Smriti Srinivas
Price : ₹ 850.00  
ISBN : 978-81-250-3481-0
Language : English
Pages : 424
Binding : Paperback
Book Size : 158 x 240 mm
Year : 2008
Series :
Territorial Rights : Restricted
Imprint : No Image
 
   
 
 
About the Book

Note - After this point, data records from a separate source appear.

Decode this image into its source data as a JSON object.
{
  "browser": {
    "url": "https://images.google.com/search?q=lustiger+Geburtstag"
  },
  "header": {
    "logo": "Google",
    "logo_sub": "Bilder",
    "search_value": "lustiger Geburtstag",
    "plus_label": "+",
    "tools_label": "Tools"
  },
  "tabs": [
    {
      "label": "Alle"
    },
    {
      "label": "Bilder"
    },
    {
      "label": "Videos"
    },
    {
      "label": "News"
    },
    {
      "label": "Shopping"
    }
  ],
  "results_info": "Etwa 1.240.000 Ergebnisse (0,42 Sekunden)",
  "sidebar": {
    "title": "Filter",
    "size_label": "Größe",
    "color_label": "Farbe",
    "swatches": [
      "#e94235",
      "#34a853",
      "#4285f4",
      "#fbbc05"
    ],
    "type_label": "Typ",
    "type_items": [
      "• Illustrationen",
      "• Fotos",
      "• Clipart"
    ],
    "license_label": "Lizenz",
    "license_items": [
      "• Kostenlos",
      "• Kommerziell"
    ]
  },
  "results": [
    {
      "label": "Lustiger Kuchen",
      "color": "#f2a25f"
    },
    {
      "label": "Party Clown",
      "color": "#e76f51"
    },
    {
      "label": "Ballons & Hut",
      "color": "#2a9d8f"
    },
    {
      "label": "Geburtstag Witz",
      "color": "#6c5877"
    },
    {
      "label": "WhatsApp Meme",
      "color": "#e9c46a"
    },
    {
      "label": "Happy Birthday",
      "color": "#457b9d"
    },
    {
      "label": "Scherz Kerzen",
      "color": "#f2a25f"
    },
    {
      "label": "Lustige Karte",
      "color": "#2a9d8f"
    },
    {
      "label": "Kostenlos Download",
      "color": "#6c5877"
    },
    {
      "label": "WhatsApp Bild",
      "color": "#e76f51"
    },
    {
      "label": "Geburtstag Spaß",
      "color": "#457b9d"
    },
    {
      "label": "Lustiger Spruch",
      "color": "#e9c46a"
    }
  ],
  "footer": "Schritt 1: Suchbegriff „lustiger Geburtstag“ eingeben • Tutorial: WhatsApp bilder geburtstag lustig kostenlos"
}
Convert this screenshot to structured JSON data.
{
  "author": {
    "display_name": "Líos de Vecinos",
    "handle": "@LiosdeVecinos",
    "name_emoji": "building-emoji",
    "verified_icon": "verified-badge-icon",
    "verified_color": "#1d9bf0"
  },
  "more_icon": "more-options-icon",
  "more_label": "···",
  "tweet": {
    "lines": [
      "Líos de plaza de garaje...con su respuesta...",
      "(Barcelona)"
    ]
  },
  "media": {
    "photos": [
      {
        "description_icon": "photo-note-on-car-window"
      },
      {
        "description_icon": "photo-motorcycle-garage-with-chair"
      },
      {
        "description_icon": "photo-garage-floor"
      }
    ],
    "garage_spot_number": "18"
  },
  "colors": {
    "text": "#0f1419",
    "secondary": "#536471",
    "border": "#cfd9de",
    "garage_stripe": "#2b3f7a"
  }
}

The Sai Baba movement, centred on the Indian guru Sathya Sai Baba (b.1926), today attracts a global following from Japan to South Africa. Regarded as a divine incarnation, Sathya Sai Baba traces his genealogy to Shirdi Sai Baba (d.1918), a mendicant in colonial India identified with various Sufi and devotional traditions. The movement, thus, has its “roots” in Shirdi Sai Baba. However, in the process of going global, it has developed conjunctions with other religious traditions, New Religious Movements, and New Age ideas. This book offers an account of the Sai Baba movement as a pathway for charting the varied cartographies, sensory formations, and cultural memories implicated in urbanization and globalization. It traverses the terrain between social theories for the study of religion and cities —themselves a product of modernity—and the radical, creative, and unexpected modernity of contemporary religious movements. It is based on ethnographic research carried out in India, Kenya, and the United States of America.

Table of Contents

CONTENTS Acknowledgements Note on Translation List of Abbreviations List of Figures, Maps, Tables, and Diagrams Introduction 1. The Mendicant of Shirdi 2. The Arrival of the Avatar 3. The Sense of the Presence 4. Healing, Service, and Character 5. The Ideal Polis 6. Producing Space in Bangalore 7. Somatic Regimes of Citizenship in Nairobi 8. Sites of Sociality in Atlanta Conclusion Appendix: Overseas Sai Centers and Groups Bibliography Index
Contributors (Author(s), Editor(s), Translator(s), Illustrator(s) etc.)

Smriti Srinivas (Ph.D in Sociology, Delhi School of Economics, Delhi University) is Associate Professor of Anthropology, University of California, Davis. She is the author of The Mouths of People, the Voice of God: Buddhists and Muslims in a Frontier Community of Ladakh (1998), and Landscapes of Urban Memory: The Sacred and the Civic in India’s Hi-Tech City (2001). Her research interests are in urban cultures, social memory, cultures of the body, and religion.